The alleged arrangement in the matter sub judice could rise to nothing other than a joint venture in the purchase of real estate. It is "a contract or sale of real estate, or any interest in or concerning the same." R.S. 25:1-5.
The plaintiff, as above stated, argues that his action in obtaining a survey in furtherance of the agreement is sufficient part performance to sustain an oral agreement for the sale of real estate.
Acts merely ancillary to an oral agreement for the sale of lands, although attended with expense, are not considered acts of part performance sufficient to relieve the case from the provisions of the statute of frauds. Nibert v. Baghurst , 47 N.J. Eq. 201 (Ch. 1890); Richman v. Richman , 117 N.J. Eq. 226 (Ch. 1934).
The acts set forth in the complaint are merely ancillary to the agreement and are insufficient to relieve the case from the provisions of the statute.
It is apparent, therefore, that if the plaintiff is to succeed, the alleged agreement being an oral agreement and involving an interest in real estate, and there being no part performance, it must be upon the theory of either a resulting or constructive trust.
In no event could the facts as alleged give rise to a resulting trust, since (1) there is no failure of an express trust; (2) there is no performance of an express trust without complete exhaustion of the trust res , or (3) the purchase price for the property was not paid by the plaintiff. Moses v. Moses , 140 N.J. Eq. 575 (E. & A. 1947).
The question for determination, therefore, is whether the facts are sufficient to warrant a conclusion that the defendant holds title as a constructive trustee.
As so ably stated in Moses v. Moses, supra:
"By the great weight of authority, the transferee of land upon an oral trust is allowed to retain the land, save (a) where the transfer
[18 NJSuper Page 35]
is procured by fraud, duress, undue influence or mistake; (b) where the land is conveyed to a person who is at the time in a confidential relation to the transferor for whom he has orally agreed to hold it; (c) where the transfer is effected by deed absolute in terms, but intended as a mere security; (d) where the transfer was made in contemplation of death; and, perhaps, other cases which need not be mentioned here."
Although there are no cases in which the alleged oral agreement contemplated the identical result as in the case sub judice , there are cases in New Jersey where the agreement was to purchase real estate as an investment for the joint benefit of the parties. There is no legal reason to distinguish the facts in this case from those where the parol contract contemplated an acquisition of title in the name of one party, to be held as an investment for the benefit of both, as within the prohibition of the statute of frauds, and not giving rise to a constructive trust.

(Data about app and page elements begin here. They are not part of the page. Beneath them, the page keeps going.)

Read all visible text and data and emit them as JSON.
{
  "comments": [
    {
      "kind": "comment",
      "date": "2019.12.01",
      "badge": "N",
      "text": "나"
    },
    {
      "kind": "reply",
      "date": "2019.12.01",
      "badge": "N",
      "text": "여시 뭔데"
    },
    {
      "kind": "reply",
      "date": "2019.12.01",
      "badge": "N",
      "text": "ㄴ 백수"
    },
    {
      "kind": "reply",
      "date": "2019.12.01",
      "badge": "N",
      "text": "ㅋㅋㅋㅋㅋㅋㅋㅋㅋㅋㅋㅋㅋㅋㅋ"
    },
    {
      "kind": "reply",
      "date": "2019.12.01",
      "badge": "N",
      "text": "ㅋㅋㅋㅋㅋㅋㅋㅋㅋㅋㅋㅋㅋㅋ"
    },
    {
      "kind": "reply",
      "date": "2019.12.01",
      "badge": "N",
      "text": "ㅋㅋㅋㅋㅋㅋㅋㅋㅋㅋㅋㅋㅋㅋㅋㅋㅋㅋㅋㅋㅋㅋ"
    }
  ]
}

In Schultz v. Waldons , 60 N.J. Eq. 71 (Ch. 1900), the court said as follows:
"The result of my consideration of the subject is that where, as here, there is no previous partnership or joint enterprise between two parties, A and B, and they agree by parol that B shall purchase and take title in his own name to a single piece of real estate, and hold the same for the benefit of both, and A contributes no money to the enterprise, and there is no written proof of the contract, the statute of frauds prevents A from successfully claiming an interest in the land."

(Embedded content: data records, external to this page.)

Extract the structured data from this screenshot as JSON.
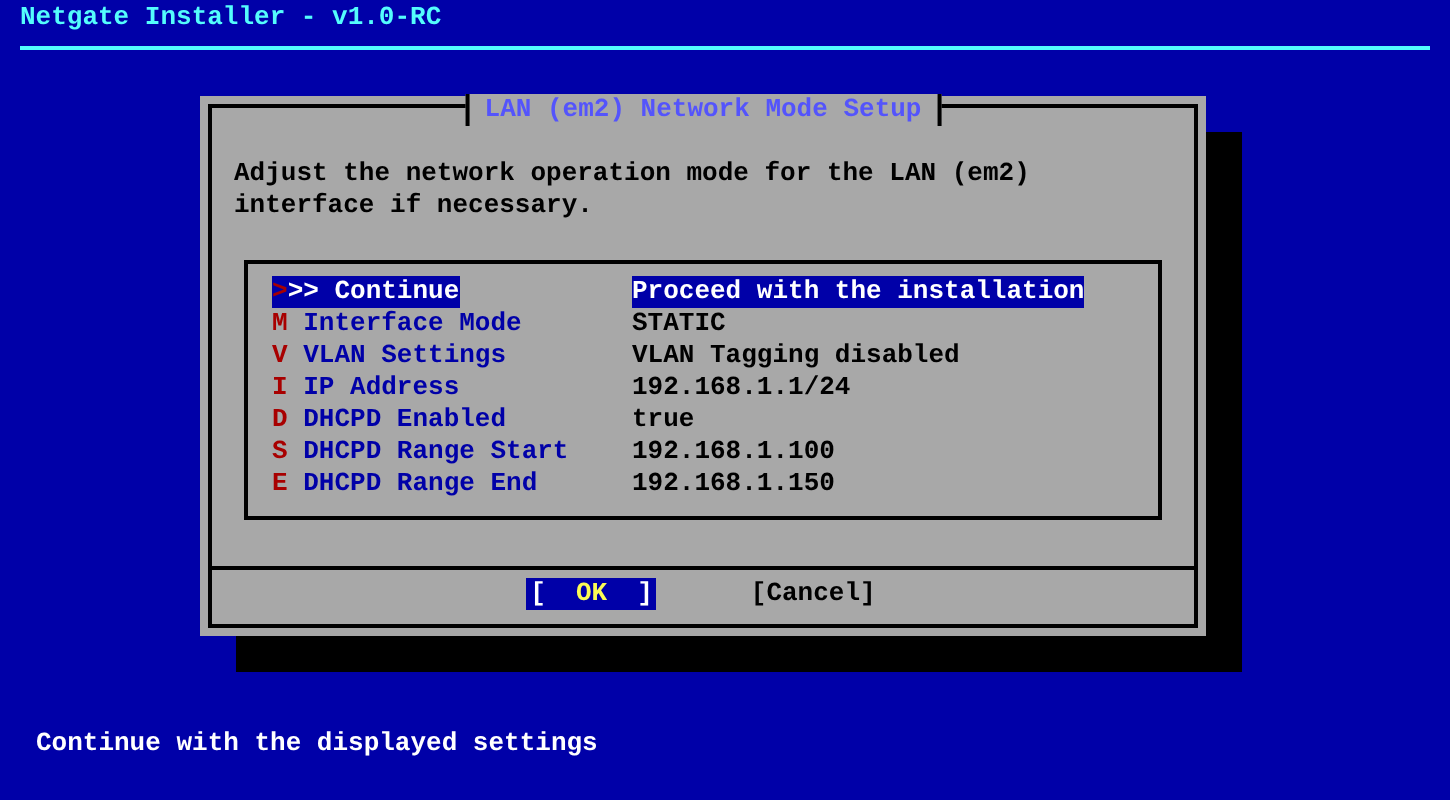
{
  "header": {
    "title": "Netgate Installer - v1.0-RC"
  },
  "dialog": {
    "title": "LAN (em2) Network Mode Setup",
    "message": "Adjust the network operation mode for the LAN (em2) interface if necessary.",
    "menu": [
      {
        "kind": "action",
        "key": ">",
        "name": ">> Continue",
        "value": "Proceed with the installation",
        "selected": true
      },
      {
        "kind": "setting",
        "key": "M",
        "name": "Interface Mode",
        "value": "STATIC",
        "selected": false
      },
      {
        "kind": "setting",
        "key": "V",
        "name": "VLAN Settings",
        "value": "VLAN Tagging disabled",
        "selected": false
      },
      {
        "kind": "setting",
        "key": "I",
        "name": "IP Address",
        "value": "192.168.1.1/24",
        "selected": false
      },
      {
        "kind": "setting",
        "key": "D",
        "name": "DHCPD Enabled",
        "value": "true",
        "selected": false
      },
      {
        "kind": "setting",
        "key": "S",
        "name": "DHCPD Range Start",
        "value": "192.168.1.100",
        "selected": false
      },
      {
        "kind": "setting",
        "key": "E",
        "name": "DHCPD Range End",
        "value": "192.168.1.150",
        "selected": false
      }
    ],
    "buttons": [
      {
        "open": "[",
        "label": "OK",
        "close": "]",
        "selected": true
      },
      {
        "open": "[",
        "label": "Cancel",
        "close": "]",
        "selected": false
      }
    ]
  },
  "status_bar": "Continue with the displayed settings"
}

The theory as expounded in the last cited case has been affirmed by Partridge v. Cummings , 99 N.J. Eq. 14 (Ch. 1926); Grant v. Steenland Construction Co. , 99 N.J. Eq. 82 (Ch. 1926), affirmed 100 N.J. Eq. 566 (E. & A. 1926), and Silberman v. Angert , 101 N.J. Eq. 477 (Ch. 1927). See also 42 A.L.R., pages 62-75; 135 A.L.R., pages 241-247.
The plaintiff has failed to plead facts sufficient to give rise to a constructive trust.
For the foregoing reasons, the motion will be granted.